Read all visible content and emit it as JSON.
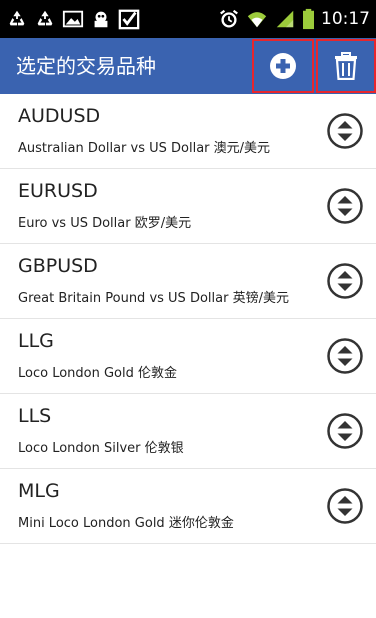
{
  "status_bar": {
    "time": "10:17",
    "left_icons": [
      "recycle-icon",
      "recycle-icon",
      "image-icon",
      "app-icon",
      "checkbox-icon"
    ],
    "right_icons": [
      "alarm-icon",
      "wifi-icon",
      "signal-icon",
      "battery-icon"
    ]
  },
  "app_bar": {
    "title": "选定的交易品种",
    "add_icon": "plus-circle-icon",
    "delete_icon": "trash-icon",
    "background": "#3a63b0",
    "highlight": "#e8262d"
  },
  "symbols": [
    {
      "code": "AUDUSD",
      "description": "Australian Dollar vs US Dollar 澳元/美元"
    },
    {
      "code": "EURUSD",
      "description": "Euro vs US Dollar 欧罗/美元"
    },
    {
      "code": "GBPUSD",
      "description": "Great Britain Pound vs US Dollar 英镑/美元"
    },
    {
      "code": "LLG",
      "description": "Loco London Gold 伦敦金"
    },
    {
      "code": "LLS",
      "description": "Loco London Silver 伦敦银"
    },
    {
      "code": "MLG",
      "description": "Mini Loco London Gold 迷你伦敦金"
    }
  ]
}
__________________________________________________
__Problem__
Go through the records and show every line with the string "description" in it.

__Written reply__
      "description": "Australian Dollar vs US Dollar 澳元/美元"
      "description": "Euro vs US Dollar 欧罗/美元"
      "description": "Great Britain Pound vs US Dollar 英镑/美元"
      "description": "Loco London Gold 伦敦金"
      "description": "Loco London Silver 伦敦银"
      "description": "Mini Loco London Gold 迷你伦敦金"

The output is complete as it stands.